Also, don’t be too quick to judge by a bad review – those can also be manipulated. Genuine companies will do their best to help their clients, so if you see a negative review, you should also see a response from the company and this will tell you a lot about their attitude and customer service.
Be wary of an academic proofreading service with NO reviews. If the website belongs to a company that has been around for a long time and is an ethical academic proofreading service, then there would be no reason not to have a review system. Clients don’t have to leave reviews, in fact, according to an Amazon sellers’ forum, only around 10% of people will leave a review – so lots of reviews are good. If you search for ‘Joe Bloggs Proofreading Reviews’ and find nothing, then they’ve either not been around for very long or have had so much bad press that they keep reviews suppressed.
If something sounds too good to be true, it probably is. There’s a reason for the saying ‘you get what you pay for’. Cost is always a factor when it comes to making any purchasing decision, but you should look at academic proofreading as an investment rather than a luxury or whimsical spend. Also, look at the difference between prices rather than the total cost: is it worth spending the extra money for peace of mind?
Most companies generate a price based on number of words: X amount of pounds/dollars per 1,000 words. This ‘X’ is calculated by how long it takes to proofread 1,000 words multiplied by the hourly rate of the editor, plus a % to go towards running the company, all multiplied by any applicable taxes.
A professional editor will spend around an hour per 1,000 words. So, apply what you feel would be a fair hourly rate for a well-qualified UK based academic, then add half for a quality check by a senior editor*, add around half again for overheads, admin staff, website management, advertising etc., and then add tax – and you should have a rough idea of what you can expect to pay per 1,000 words.

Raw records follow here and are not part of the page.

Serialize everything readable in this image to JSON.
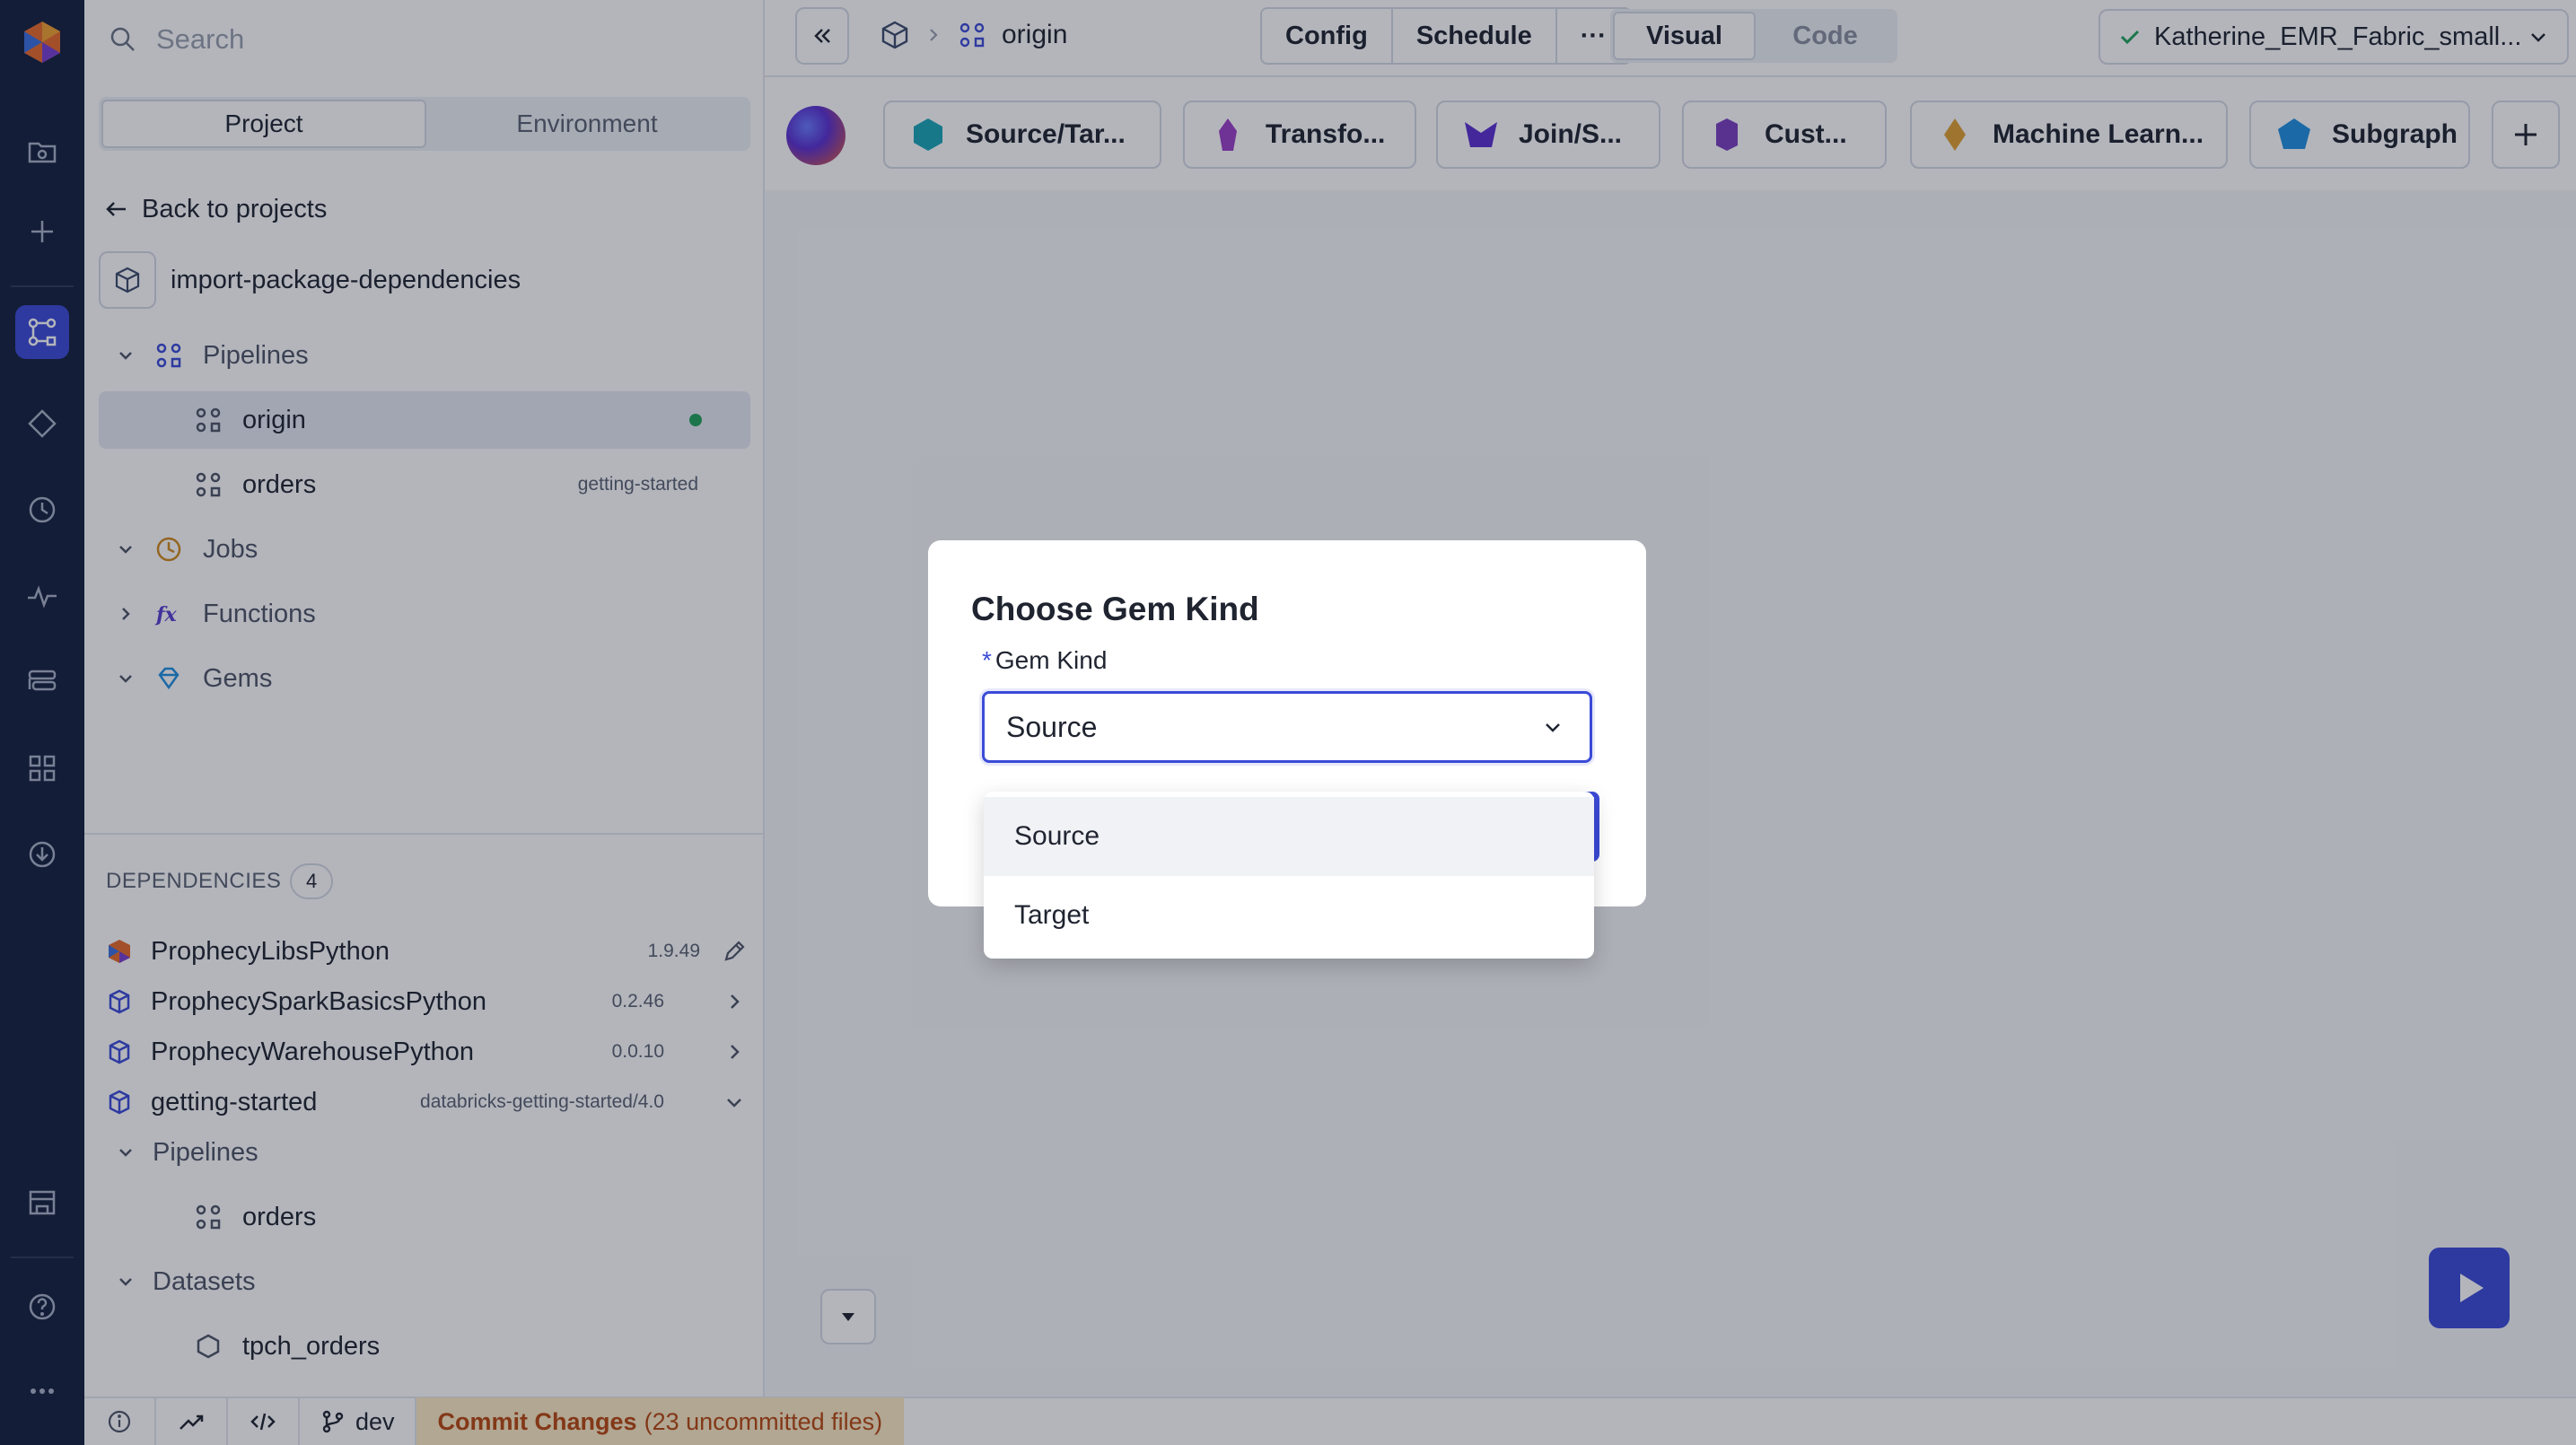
{
  "search": {
    "placeholder": "Search"
  },
  "sidebar": {
    "tabs": [
      "Project",
      "Environment"
    ],
    "back_label": "Back to projects",
    "project_name": "import-package-dependencies",
    "tree": {
      "pipelines": "Pipelines",
      "pipeline_items": [
        {
          "label": "origin",
          "status": "saved"
        },
        {
          "label": "orders",
          "tag": "getting-started"
        }
      ],
      "jobs": "Jobs",
      "functions": "Functions",
      "gems": "Gems"
    },
    "dependencies": {
      "header": "DEPENDENCIES",
      "count": "4",
      "items": [
        {
          "name": "ProphecyLibsPython",
          "version": "1.9.49"
        },
        {
          "name": "ProphecySparkBasicsPython",
          "version": "0.2.46"
        },
        {
          "name": "ProphecyWarehousePython",
          "version": "0.0.10"
        },
        {
          "name": "getting-started",
          "version": "databricks-getting-started/4.0"
        }
      ],
      "sub_pipelines": "Pipelines",
      "sub_pipeline_item": "orders",
      "datasets": "Datasets",
      "dataset_item": "tpch_orders"
    }
  },
  "topbar": {
    "breadcrumb_pipeline": "origin",
    "config_label": "Config",
    "schedule_label": "Schedule",
    "more_label": "···",
    "visual_label": "Visual",
    "code_label": "Code",
    "cluster_label": "Katherine_EMR_Fabric_small..."
  },
  "gembar": {
    "items": [
      {
        "label": "Source/Tar...",
        "icon": "source-target-icon",
        "color": "#1aa6b7"
      },
      {
        "label": "Transfo...",
        "icon": "transform-icon",
        "color": "#9b3fc7"
      },
      {
        "label": "Join/S...",
        "icon": "join-split-icon",
        "color": "#5a2fd0"
      },
      {
        "label": "Cust...",
        "icon": "custom-icon",
        "color": "#7b3fc0"
      },
      {
        "label": "Machine Learn...",
        "icon": "machine-learning-icon",
        "color": "#e0a030"
      },
      {
        "label": "Subgraph",
        "icon": "subgraph-icon",
        "color": "#1f8fe0"
      }
    ]
  },
  "statusbar": {
    "branch": "dev",
    "commit_label": "Commit Changes",
    "commit_count": "(23 uncommitted files)"
  },
  "modal": {
    "title": "Choose Gem Kind",
    "field_label": "Gem Kind",
    "required_mark": "*",
    "selected_value": "Source",
    "options": [
      "Source",
      "Target"
    ]
  },
  "colors": {
    "accent": "#3b4bd8",
    "rail_bg": "#14203d",
    "commit_bg": "#fdebc4",
    "commit_text": "#b8470f"
  }
}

It’s not an exact science as hourly rates and overheads vary, but you’ll suddenly start to question why some companies have such low prices……
*a reputable academic proofreading service should offer a second edit or quality check as standard.
What happens if you need to make any amendments? Are you going to have to pay again? Do they even offer to look at your revisions or is it a one-off service?
Or, are they overpromising? For example, saying you can make as many revisions as you like and keep coming back until your supervisor approves it….. As good as that might sound, it’s not really practical from a business perspective.
A genuine academic proofreading service should allow you to come back for ‘reasonable’ amendments or for more work if you’re not satisfied, without further payment.
If you’re still not sure, most proofreading companies will carry out a free sample edit. They’re free, so go ahead, what do you have to lose? Only, be prepared to pay the fee quoted for the full edit, if you’re happy with the sample.
This list isn’t exhaustive, but hopefully there are a few things here that will help you to find a trustworthy academic proofreader.
A solid recommendation from a supervisor or friend is the perfect solution, but if you don’t have a recommendation, then in an ideal world, a good academic proofreading service will have:
Oxbridge Proofreading are approved suppliers to many of the UK’s top universities and have been helping students and academics for many years, but there are other ethical companies available too. So, whether you choose to engage our services or use those of another, just make sure to maintain the academic integrity of your research.